• _Problem to work on_
For the word "title", search the records and show each line in which it occurs.

Dataset rows describing interfaces:
===============
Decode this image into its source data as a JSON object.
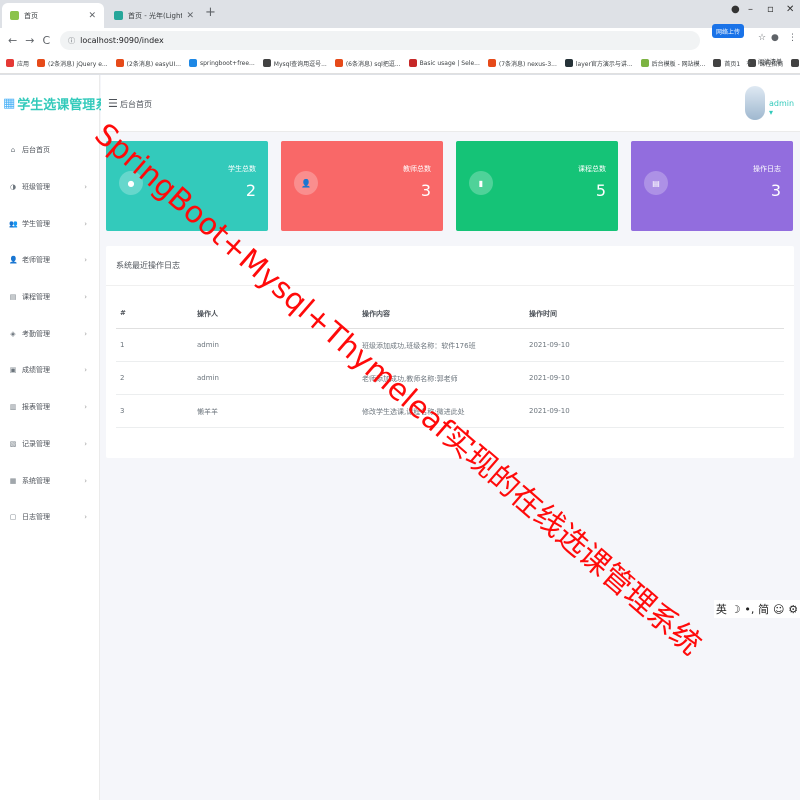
{
  "browser": {
    "tabs": [
      {
        "title": "首页",
        "active": true,
        "close": "✕",
        "favicon_color": "#8bc34a"
      },
      {
        "title": "首页 - 光年(Light Year Admin)",
        "active": false,
        "close": "✕",
        "favicon_color": "#26a69a"
      }
    ],
    "new_tab": "+",
    "window_controls": {
      "minimize": "–",
      "maximize": "▫",
      "close": "✕"
    },
    "address": {
      "back": "←",
      "forward": "→",
      "reload": "C",
      "url": "localhost:9090/index",
      "lock": "ⓘ"
    },
    "extension_pill": "网络上传",
    "address_right": {
      "star": "☆",
      "puzzle": "◉",
      "profile": "●",
      "menu": "⋮"
    },
    "bookmarks": [
      {
        "label": "应用",
        "color": "#e53935"
      },
      {
        "label": "(2条消息) jQuery e...",
        "color": "#e64a19"
      },
      {
        "label": "(2条消息) easyUI...",
        "color": "#e64a19"
      },
      {
        "label": "springboot+free...",
        "color": "#1e88e5"
      },
      {
        "label": "Mysql查询用逗号...",
        "color": "#424242"
      },
      {
        "label": "(6条消息) sql把逗...",
        "color": "#e64a19"
      },
      {
        "label": "Basic usage | Sele...",
        "color": "#c62828"
      },
      {
        "label": "(7条消息) nexus-3...",
        "color": "#e64a19"
      },
      {
        "label": "layer官方演示与讲...",
        "color": "#263238"
      },
      {
        "label": "后台模板 - 网站模...",
        "color": "#7cb342"
      },
      {
        "label": "首页1",
        "color": "#424242"
      },
      {
        "label": "课程招商",
        "color": "#424242"
      },
      {
        "label": "新标签页",
        "color": "#424242"
      },
      {
        "label": "组件文档 | RuoYi",
        "color": "#00897b"
      }
    ],
    "bookmarks_more": "»",
    "reading_list": "阅读清单"
  },
  "sidebar": {
    "logo_icon": "calendar-icon",
    "logo_text": "学生选课管理系统",
    "chevron": "›",
    "items": [
      {
        "label": "后台首页",
        "icon": "home-icon",
        "glyph": "⌂",
        "has_children": false
      },
      {
        "label": "班级管理",
        "icon": "palette-icon",
        "glyph": "◑",
        "has_children": true
      },
      {
        "label": "学生管理",
        "icon": "users-icon",
        "glyph": "👥",
        "has_children": true
      },
      {
        "label": "老师管理",
        "icon": "teacher-icon",
        "glyph": "👤",
        "has_children": true
      },
      {
        "label": "课程管理",
        "icon": "book-icon",
        "glyph": "▤",
        "has_children": true
      },
      {
        "label": "考勤管理",
        "icon": "attendance-icon",
        "glyph": "◈",
        "has_children": true
      },
      {
        "label": "成绩管理",
        "icon": "score-icon",
        "glyph": "▣",
        "has_children": true
      },
      {
        "label": "报表管理",
        "icon": "report-icon",
        "glyph": "▥",
        "has_children": true
      },
      {
        "label": "记录管理",
        "icon": "record-icon",
        "glyph": "▧",
        "has_children": true
      },
      {
        "label": "系统管理",
        "icon": "system-icon",
        "glyph": "▦",
        "has_children": true
      },
      {
        "label": "日志管理",
        "icon": "log-icon",
        "glyph": "▢",
        "has_children": true
      }
    ]
  },
  "header": {
    "menu_icon": "☰",
    "title": "后台首页",
    "user": "admin ▾"
  },
  "cards": [
    {
      "label": "学生总数",
      "value": "2",
      "color": "#33cabb",
      "icon": "student-icon",
      "glyph": "●"
    },
    {
      "label": "教师总数",
      "value": "3",
      "color": "#f96868",
      "icon": "teacher-icon",
      "glyph": "👤"
    },
    {
      "label": "课程总数",
      "value": "5",
      "color": "#15c377",
      "icon": "course-icon",
      "glyph": "▮"
    },
    {
      "label": "操作日志",
      "value": "3",
      "color": "#926dde",
      "icon": "log-icon",
      "glyph": "▤"
    }
  ],
  "log_panel": {
    "title": "系统最近操作日志",
    "columns": [
      "#",
      "操作人",
      "操作内容",
      "操作时间"
    ],
    "rows": [
      [
        "1",
        "admin",
        "班级添加成功,班级名称：软件176班",
        "2021-09-10"
      ],
      [
        "2",
        "admin",
        "老师添加成功,教师名称:郭老师",
        "2021-09-10"
      ],
      [
        "3",
        "懒羊羊",
        "修改学生选课,课程名称:微进此处",
        "2021-09-10"
      ]
    ]
  },
  "ime_bar": {
    "lang": "英",
    "moon": "☽",
    "punct": "•,",
    "simp": "简",
    "emoji": "☺",
    "settings": "⚙"
  },
  "watermark": "SpringBoot+Mysql+Thymeleaf实现的在线选课管理系统"
}
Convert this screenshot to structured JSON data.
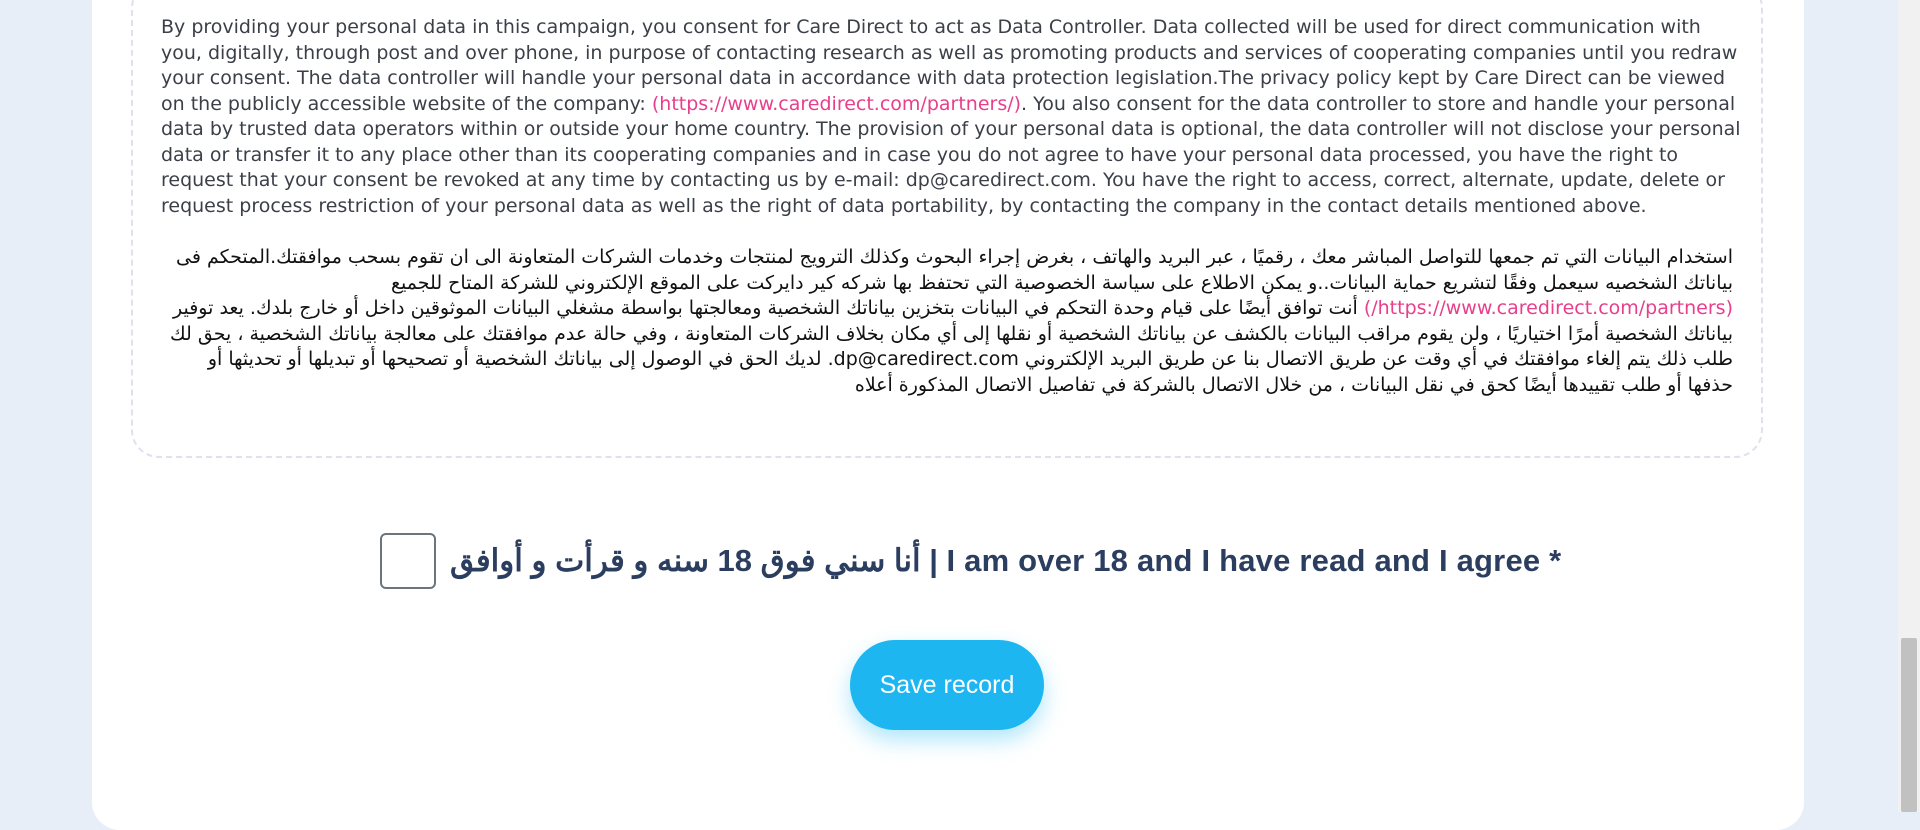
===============
• _Answer area_
        "title": "首页",
        "title": "首页 - 光年(Light Year Admin)",
    "title": "后台首页",
    "title": "系统最近操作日志",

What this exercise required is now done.